Up to £126m may be paid out to victims of violent crime who were assaulted by people they lived with before 1979, a government assessment says.
It follows a decision to abolish a 55-year-old law which prevented people who lived under the “same roof” as their attacker from claiming compensation.
It is thought as many as 7,500 victims could now apply for financial redress.
Ministers says they are committed to helping victims rebuild their lives.
The Criminal Injuries Compensation Scheme provides state funded compensation to victims of violent crime in England, Wales and Scotland.
But under its “same roof” rule, compensation was not paid if, before 1979, the victim and assailant were living together as members of the same family at the time of the attack.

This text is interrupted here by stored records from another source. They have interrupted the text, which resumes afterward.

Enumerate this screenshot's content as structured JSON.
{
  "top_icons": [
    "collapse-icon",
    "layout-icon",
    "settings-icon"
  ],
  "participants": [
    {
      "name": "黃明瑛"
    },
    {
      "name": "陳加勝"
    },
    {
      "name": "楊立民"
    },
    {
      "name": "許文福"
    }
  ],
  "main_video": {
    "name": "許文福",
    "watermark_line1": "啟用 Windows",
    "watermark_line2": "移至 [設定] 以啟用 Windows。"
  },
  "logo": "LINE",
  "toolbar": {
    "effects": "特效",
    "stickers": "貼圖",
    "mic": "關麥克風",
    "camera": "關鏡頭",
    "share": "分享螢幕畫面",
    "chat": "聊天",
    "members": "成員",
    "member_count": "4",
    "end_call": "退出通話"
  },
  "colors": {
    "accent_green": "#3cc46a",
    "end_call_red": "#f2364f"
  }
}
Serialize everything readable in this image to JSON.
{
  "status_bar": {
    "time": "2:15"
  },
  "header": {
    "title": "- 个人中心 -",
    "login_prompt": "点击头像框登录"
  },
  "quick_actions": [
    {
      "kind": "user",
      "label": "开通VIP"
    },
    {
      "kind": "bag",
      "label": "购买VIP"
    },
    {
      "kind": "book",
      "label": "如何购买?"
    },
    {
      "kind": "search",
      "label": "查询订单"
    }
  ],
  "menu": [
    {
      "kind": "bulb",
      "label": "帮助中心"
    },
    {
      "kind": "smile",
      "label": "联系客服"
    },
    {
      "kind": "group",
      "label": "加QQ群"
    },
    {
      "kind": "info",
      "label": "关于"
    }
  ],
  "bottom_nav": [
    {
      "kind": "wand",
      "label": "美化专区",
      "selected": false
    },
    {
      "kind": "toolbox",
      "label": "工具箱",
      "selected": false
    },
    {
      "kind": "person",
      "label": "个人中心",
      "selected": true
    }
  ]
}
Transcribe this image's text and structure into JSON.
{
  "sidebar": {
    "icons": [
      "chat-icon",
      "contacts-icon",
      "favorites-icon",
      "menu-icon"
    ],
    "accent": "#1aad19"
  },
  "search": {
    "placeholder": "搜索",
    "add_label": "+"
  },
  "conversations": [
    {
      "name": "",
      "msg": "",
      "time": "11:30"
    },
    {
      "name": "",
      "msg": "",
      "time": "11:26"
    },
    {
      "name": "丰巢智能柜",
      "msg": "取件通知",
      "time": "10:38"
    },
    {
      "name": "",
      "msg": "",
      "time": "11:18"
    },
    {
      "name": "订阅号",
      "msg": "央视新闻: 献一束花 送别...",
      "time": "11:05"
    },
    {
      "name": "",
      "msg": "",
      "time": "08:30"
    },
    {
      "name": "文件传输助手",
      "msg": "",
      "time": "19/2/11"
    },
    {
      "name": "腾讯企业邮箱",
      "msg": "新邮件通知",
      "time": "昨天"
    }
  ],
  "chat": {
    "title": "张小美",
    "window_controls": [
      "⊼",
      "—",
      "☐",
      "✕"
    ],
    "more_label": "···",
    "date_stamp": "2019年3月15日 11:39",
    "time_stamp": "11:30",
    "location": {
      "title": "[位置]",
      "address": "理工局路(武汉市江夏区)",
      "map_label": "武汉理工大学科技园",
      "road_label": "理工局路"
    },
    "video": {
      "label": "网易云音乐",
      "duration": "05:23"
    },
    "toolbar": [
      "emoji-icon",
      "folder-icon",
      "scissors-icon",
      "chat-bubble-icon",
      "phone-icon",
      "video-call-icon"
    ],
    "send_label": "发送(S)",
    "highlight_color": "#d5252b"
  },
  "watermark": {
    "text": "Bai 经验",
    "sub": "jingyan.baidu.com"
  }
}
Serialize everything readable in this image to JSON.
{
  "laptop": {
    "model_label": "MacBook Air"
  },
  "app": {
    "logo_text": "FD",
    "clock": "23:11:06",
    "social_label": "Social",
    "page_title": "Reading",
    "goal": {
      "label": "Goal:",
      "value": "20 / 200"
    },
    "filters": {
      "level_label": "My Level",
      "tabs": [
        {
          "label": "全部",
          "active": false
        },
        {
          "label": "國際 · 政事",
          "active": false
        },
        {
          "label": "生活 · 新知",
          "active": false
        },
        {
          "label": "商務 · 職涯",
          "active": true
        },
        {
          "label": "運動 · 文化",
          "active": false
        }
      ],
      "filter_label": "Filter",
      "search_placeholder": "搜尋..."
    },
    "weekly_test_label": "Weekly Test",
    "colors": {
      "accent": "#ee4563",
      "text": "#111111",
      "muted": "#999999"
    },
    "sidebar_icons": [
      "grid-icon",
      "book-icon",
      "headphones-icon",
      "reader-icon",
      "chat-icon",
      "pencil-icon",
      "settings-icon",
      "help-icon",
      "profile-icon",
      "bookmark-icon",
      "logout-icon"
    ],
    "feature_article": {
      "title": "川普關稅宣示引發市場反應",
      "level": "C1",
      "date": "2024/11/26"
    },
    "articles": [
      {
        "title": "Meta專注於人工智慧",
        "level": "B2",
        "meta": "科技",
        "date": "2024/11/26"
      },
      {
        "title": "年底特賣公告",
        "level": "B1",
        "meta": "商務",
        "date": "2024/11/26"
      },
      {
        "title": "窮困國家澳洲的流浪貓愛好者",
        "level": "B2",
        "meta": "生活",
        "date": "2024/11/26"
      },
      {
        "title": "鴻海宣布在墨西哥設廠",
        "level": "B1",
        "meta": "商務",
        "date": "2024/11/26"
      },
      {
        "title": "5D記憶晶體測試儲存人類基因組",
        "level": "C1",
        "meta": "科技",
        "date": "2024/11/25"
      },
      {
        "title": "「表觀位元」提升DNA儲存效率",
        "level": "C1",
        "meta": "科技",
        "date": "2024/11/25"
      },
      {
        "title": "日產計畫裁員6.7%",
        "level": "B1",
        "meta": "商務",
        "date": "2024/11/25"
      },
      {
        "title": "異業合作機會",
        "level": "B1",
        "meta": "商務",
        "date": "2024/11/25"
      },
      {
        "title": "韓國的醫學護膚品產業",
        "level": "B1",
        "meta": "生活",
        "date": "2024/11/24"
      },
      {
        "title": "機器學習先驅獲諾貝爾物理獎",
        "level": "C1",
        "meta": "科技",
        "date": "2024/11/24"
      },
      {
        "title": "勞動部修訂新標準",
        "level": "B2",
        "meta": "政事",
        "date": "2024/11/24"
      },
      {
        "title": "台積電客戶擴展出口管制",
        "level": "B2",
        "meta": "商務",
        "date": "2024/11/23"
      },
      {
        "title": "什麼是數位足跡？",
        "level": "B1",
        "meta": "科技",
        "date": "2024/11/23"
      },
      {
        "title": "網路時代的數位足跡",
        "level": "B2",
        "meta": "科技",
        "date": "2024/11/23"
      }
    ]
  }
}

The rule was originally designed to ensure perpetrators did not benefit from compensation paid to their victim.
However, it massively disadvantaged, for instance, child victims of sexual abuse who had no choice about where and with whom they lived.
The rule was changed in 1979 to allow people to gain legal redress for being abused by someone they lived with, but it was not made retrospective.
This meant that those abused after that date received money, while those abused before it got nothing from the Criminal Injuries Compensation Authority (CICA).
In July 2018, in the case of JT highlighted by the BBC, the Court of Appeal decided that the “same roof” rule had unfairly denied a woman abused by her stepfather, from the age of four to 17, the right to compensation.
The government chose not to appeal against the judgment and confirmed that the rule would be removed.
In February ministers laid a statutory instrument before parliament scrapping it.
‘Huge scale injustice’
In its assessment, the government has estimated the number of people refused compensation under the rule and who can now reapply, together with those applying for the first time.
Individual payouts could be between £16,500, and £22,000. However the numbers of applications and compensation could be considerably lower depending on how many of those refused choose to re-apply, and how many victims decide to apply for the first time in the knowledge that the rule has been abolished.
Of 350 applications refused over the past five years by the CICA relating to the “same roof” rule, 94% relate to sexual abuse against a child.
Solicitor Paul Cain, of Hudgell Solicitors, a legal firm which supports abuse survivors through the CICA process, says the numbers being predicted by the Ministry of Justice and CICA highlight the “huge scale injustice” of the past five decades.
“We are talking about people abused at the most vulnerable time of their lives as children, and then being left to try and deal with what happened to them for the rest of their lives, without ever being given the option of legal redress that others have rightly had for the past 40 years,” he told the BBC.
“These cases are all harrowing and made all the worse by the fact the people we are representing feel they have been let down firstly as children and then again as adults,” he said.
About 4,000 applications have been refused under the “same roof” rule since 1964, and the CICA expects 70% of those cases to now result in payments being awarded should those people reapply.
There could be as many as 3,500 new applicants coming forward now that the rule has been scrapped. There are also more than 200 live cases currently with the CICA which previously may have been rejected under the rule.
In a statement the Ministry of Justice said: “Whilst no amount of compensation can make up for the immense suffering endured by victims of violent crime, we are committed to ensuring that they receive the help and support needed to rebuild their lives.”
The authorities in Northern Ireland are currently reviewing a similar policy affecting crime compensation – known as the “same household” rule.